This month’s situation: A top Miami agent has a prospective buyer for a big sale — but the agent is not completely sure of the actual identity of the buyer.
I should be thrilled to have a prospective buyer ready to write a contract for this big-ticket listing of mine, but instead, it has me completely stressed out. We accepted the cash offer knowing that the purchaser was a LLC, or a shell company, and my seller is really excited to get things moving.
But with so much attention in recent months on the use of illegal shell company money being laundered in Miami real estate, it has me nervous. Are these people really legit? Who is responsible for knowing the true source of this money? Am I putting my seller, company, commission, or the sale itself at risk if some red flags turn up?

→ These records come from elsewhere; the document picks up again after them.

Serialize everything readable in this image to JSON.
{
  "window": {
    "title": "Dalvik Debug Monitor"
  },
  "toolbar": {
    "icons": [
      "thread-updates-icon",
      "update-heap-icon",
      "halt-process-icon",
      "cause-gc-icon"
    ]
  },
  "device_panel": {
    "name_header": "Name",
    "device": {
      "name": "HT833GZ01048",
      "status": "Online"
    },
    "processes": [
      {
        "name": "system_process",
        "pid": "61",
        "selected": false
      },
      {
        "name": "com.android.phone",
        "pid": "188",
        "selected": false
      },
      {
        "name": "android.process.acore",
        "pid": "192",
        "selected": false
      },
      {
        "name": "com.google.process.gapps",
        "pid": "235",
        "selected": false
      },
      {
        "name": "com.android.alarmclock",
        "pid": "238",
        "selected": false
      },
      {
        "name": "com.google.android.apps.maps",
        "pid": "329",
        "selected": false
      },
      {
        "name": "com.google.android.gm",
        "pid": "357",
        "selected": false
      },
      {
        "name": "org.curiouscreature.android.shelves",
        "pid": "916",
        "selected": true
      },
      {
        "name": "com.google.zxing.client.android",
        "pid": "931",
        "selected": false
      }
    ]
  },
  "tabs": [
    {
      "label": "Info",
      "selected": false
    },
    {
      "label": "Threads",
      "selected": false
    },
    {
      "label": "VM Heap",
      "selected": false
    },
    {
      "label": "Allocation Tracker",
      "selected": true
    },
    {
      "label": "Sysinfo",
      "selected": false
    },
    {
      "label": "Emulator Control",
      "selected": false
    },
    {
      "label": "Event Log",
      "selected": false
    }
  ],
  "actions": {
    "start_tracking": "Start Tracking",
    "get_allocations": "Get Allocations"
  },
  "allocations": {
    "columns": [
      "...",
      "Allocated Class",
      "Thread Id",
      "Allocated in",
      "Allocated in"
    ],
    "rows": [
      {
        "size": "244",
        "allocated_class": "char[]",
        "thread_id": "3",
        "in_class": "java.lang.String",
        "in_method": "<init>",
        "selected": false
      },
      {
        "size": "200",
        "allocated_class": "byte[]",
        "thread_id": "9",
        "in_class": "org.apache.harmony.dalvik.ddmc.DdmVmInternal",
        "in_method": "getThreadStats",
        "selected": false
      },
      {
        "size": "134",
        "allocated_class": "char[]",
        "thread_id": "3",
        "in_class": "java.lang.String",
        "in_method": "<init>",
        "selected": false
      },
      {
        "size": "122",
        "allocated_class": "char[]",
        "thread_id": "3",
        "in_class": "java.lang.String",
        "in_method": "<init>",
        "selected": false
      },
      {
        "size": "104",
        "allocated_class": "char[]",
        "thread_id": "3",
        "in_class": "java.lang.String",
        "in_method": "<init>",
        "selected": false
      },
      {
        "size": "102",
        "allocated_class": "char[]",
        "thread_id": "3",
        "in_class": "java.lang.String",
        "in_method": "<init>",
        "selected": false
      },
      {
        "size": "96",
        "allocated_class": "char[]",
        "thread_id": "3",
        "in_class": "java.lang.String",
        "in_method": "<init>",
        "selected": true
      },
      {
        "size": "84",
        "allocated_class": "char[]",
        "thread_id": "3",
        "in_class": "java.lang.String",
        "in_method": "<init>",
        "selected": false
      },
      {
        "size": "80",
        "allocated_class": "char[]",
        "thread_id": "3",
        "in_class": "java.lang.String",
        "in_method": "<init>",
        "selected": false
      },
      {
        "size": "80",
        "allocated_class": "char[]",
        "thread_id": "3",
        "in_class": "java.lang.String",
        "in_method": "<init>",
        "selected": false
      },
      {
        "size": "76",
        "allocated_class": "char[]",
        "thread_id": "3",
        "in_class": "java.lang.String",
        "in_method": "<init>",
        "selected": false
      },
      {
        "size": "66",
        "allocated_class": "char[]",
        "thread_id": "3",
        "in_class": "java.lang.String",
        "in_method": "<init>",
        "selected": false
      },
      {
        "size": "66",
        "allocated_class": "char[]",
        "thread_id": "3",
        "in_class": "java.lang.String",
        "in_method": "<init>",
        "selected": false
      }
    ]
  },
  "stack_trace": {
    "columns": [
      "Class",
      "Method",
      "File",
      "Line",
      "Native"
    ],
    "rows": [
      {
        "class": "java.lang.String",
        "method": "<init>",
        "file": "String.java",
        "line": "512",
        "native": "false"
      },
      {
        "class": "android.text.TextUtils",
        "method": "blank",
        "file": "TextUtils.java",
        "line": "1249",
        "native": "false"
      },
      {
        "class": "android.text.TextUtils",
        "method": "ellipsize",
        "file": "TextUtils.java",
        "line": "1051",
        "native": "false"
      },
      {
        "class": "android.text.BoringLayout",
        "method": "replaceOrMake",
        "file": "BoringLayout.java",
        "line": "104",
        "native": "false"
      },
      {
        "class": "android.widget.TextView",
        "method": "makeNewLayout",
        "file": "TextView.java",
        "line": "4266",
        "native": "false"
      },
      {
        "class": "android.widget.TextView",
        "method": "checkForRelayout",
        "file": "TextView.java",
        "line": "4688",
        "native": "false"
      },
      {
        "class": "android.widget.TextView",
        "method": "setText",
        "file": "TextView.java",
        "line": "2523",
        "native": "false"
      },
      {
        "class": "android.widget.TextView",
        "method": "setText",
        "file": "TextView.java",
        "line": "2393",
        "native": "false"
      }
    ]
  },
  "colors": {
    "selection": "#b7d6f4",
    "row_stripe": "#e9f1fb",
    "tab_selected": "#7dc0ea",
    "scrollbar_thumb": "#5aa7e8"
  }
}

How am I supposed to advise my client? It has me thinking about recommending to my client that we reject the offer and wait for a “traditional” buyer, even it means less money.
My agent is absolutely right to be wary about this offer. Between the recent federal Geographic Targeting Order (which requires title companies to identify the true owners of shell companies that pay $1 million or more in cash for homes in Miami) and the “Panama Papers” exposure of dirty money used to purchase Miami real estate, there is now unprecedented scrutiny on the use of shell companies to buy homes.
At the same time, who doesn’t want to close a big deal on a lucrative cash offer? It’s a tricky situation, but there is no need to be stressed out — or to consider rejecting the offer — at this point.
It’s also important to recognize that there are many legitimate reasons to buy real estate through a shell company. A deep-pocketed investor may want to conceal their identity to avoid bidding wars, or to quietly gather small parcels for a larger, big-vision project. A wealthy family may want to hide their assets in order to protect themselves from kidnapping plots. Each case should be examined on its own merits.
How to meet halfway
In this new age of regulations and scrutiny, all parties involved in Miami real estate transactions are going to have to do their due diligence to the fullest extent. That includes both agents, their respective brokerages, the banks, attorneys, and the title companies. Ultimately, it is the seller who will make the decision, based on advice from their agent.
In the coming years, Miami real estate offices will need to put more focus and resources in the area of anti-money laundering compliance. A local financial crime consultant suggests a voluntary, five-point risk-reduction plan for brokerages that would help avoid unwanted law enforcement attention.
Anthony Askowitz is the broker-owner of Re/Max Advance Realty in South Miami and Kendall, and also a working Realtor who sells more than 150 homes a year.